.. cpp:namespace:: ceres
.. _chapter-on_derivatives:
On Derivatives
Ceres Solver, like all gradient based optimization algorithms, depends
on being able to evaluate the objective function and its derivatives
at arbitrary points in its domain. Indeed, defining the objective
function and its `Jacobian
<>`_ is
the principal task that the user is required to perform when solving
an optimization problem using Ceres Solver. The correct and efficient
computation of the Jacobian is the key to good performance.
Ceres Solver offers considerable flexibility in how the user can
provide derivatives to the solver.
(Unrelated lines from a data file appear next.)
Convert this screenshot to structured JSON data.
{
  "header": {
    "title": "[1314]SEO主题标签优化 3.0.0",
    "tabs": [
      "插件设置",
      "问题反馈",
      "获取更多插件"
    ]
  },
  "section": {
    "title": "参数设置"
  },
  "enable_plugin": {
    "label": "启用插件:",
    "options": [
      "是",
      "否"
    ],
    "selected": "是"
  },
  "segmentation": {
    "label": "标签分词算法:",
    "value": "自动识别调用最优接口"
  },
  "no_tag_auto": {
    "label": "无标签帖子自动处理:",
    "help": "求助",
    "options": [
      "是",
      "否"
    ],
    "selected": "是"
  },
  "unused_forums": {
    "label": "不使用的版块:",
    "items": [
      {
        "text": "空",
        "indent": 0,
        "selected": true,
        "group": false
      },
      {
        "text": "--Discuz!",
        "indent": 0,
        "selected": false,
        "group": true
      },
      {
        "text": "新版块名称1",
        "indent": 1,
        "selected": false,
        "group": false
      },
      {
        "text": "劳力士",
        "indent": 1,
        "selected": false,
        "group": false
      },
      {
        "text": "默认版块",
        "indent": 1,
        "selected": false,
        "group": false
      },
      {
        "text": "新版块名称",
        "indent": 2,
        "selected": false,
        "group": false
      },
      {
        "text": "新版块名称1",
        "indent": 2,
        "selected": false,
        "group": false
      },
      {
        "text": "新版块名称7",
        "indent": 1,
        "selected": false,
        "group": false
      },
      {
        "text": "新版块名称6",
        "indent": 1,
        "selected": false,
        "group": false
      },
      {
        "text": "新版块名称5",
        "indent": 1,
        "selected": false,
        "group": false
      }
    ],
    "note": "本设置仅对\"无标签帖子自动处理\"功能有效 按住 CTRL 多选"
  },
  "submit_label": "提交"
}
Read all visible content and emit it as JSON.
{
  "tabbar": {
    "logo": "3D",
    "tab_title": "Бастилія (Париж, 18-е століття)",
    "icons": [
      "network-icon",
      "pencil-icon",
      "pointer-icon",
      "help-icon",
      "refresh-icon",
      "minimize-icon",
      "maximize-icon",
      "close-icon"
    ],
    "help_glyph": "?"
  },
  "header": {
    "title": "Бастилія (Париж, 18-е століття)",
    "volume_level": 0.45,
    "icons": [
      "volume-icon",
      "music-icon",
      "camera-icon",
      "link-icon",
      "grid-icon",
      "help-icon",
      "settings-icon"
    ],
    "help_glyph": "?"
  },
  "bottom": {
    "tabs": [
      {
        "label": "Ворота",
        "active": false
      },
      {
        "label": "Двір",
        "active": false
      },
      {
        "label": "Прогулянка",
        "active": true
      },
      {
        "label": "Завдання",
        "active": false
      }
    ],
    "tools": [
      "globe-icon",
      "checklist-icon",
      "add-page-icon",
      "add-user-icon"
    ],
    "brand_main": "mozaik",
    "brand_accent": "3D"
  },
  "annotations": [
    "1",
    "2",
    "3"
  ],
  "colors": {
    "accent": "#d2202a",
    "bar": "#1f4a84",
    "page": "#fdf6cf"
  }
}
She can use:
#. :ref:`chapter-analytical_derivatives`: The user figures out the
derivatives herself, by hand or using a tool like `Maple
<>`_ or `Mathematica
<>`_, and implements them in a
#. :ref:`chapter-numerical_derivatives`: Ceres numerically computes
the derivative using finite differences.
#. :ref:`chapter-automatic_derivatives`: Ceres automatically computes
the analytic derivative using C++ templates and operator
Which of these three approaches (alone or in combination) should be
used depends on the situation and the tradeoffs the user is willing to
make. Unfortunately, numerical optimization textbooks rarely discuss
these issues in detail and the user is left to her own devices.
The aim of this article is to fill this gap and describe each of these
three approaches in the context of Ceres Solver with sufficient detail
that the user can make an informed choice.
For the impatient amongst you, here is some high level advice:
#. Use :ref:`chapter-automatic_derivatives`.
#. In some cases it maybe worth using
#. Avoid :ref:`chapter-numerical_derivatives`. Use it as a measure of
last resort, mostly to interface with external libraries.
For the rest, read on.
.. toctree::
:maxdepth: 1